Duanwu Festival is a traditional Chinese festival held on the fifth day of the fifth month of the Chinese calendar. It is also known as the Double Fifth. It has since been celebrated, in various ways, in other parts of East Asia as well. In the West, its commonly known as Dragon Boat Festival.

The exact origins of Duan Wu are unclear, but one traditional view holds that the festival memorializes the Chinese poet Qu Yuan (c. 340 BC-278 BC) of the Warring States Period. He committed suicide by drowning himself in a river because he was disgusted by the corruption of the Chu government. The local people, knowing him to be a good man, decided to throw food into the river to feed the fish so they would not eat Qus body. They also sat on long, narrow paddle boats called dragon boats, and tried to scare the fish away by the thundering sound of drums aboard the boat and the fierce looking carved dragon head on the boats prow.

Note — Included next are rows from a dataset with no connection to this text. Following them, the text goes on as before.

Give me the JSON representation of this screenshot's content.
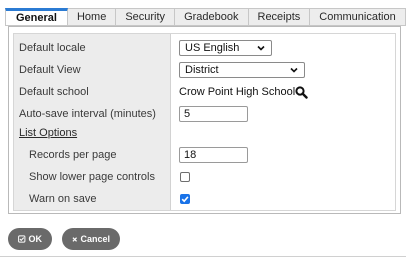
{
  "tabs": [
    {
      "label": "General",
      "active": true
    },
    {
      "label": "Home"
    },
    {
      "label": "Security"
    },
    {
      "label": "Gradebook"
    },
    {
      "label": "Receipts"
    },
    {
      "label": "Communication"
    }
  ],
  "form": {
    "default_locale": {
      "label": "Default locale",
      "value": "US English"
    },
    "default_view": {
      "label": "Default View",
      "value": "District"
    },
    "default_school": {
      "label": "Default school",
      "value": "Crow Point High School",
      "icon": "search-icon"
    },
    "autosave": {
      "label": "Auto-save interval (minutes)",
      "value": "5"
    },
    "list_options": {
      "label": "List Options"
    },
    "records_per_page": {
      "label": "Records per page",
      "value": "18"
    },
    "show_lower_controls": {
      "label": "Show lower page controls",
      "checked": false
    },
    "warn_on_save": {
      "label": "Warn on save",
      "checked": true
    }
  },
  "buttons": {
    "ok": {
      "label": "OK",
      "icon": "check-icon"
    },
    "cancel": {
      "label": "Cancel",
      "icon": "close-icon"
    }
  },
  "colors": {
    "accent_tab": "#2b7bd3",
    "checkbox_checked": "#1a73e8",
    "button_bg": "#6a6a6a",
    "label_column_bg": "#ececec"
  }
}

In the early years of the Chinese, Duan Wu Festival was also celebrated as “Poets Day,” due to Qu Yuans status as Chinas first poet of personal renown.
Today, people eat bamboo-wrapped steamed glutinous rice dumplings called zongzi (the food originally intended to feed the fish) and race dragon boats in memory of Qus dramatic death.
The Duanwu Festival is an ancient Chinese traditional festival. For thousands of years, various celebrating activities are held all around the country. n some places, people spread realgar wine on the children in the hope of protecting them from the evil spirits. Many people consider May as an especially dangerous time for diseases in a year, and therefore they hang moxa and calamus and things like that around the doors to ward off evil and diseases and pray for good luck.
May everything be well, healty, peaceful and joyful!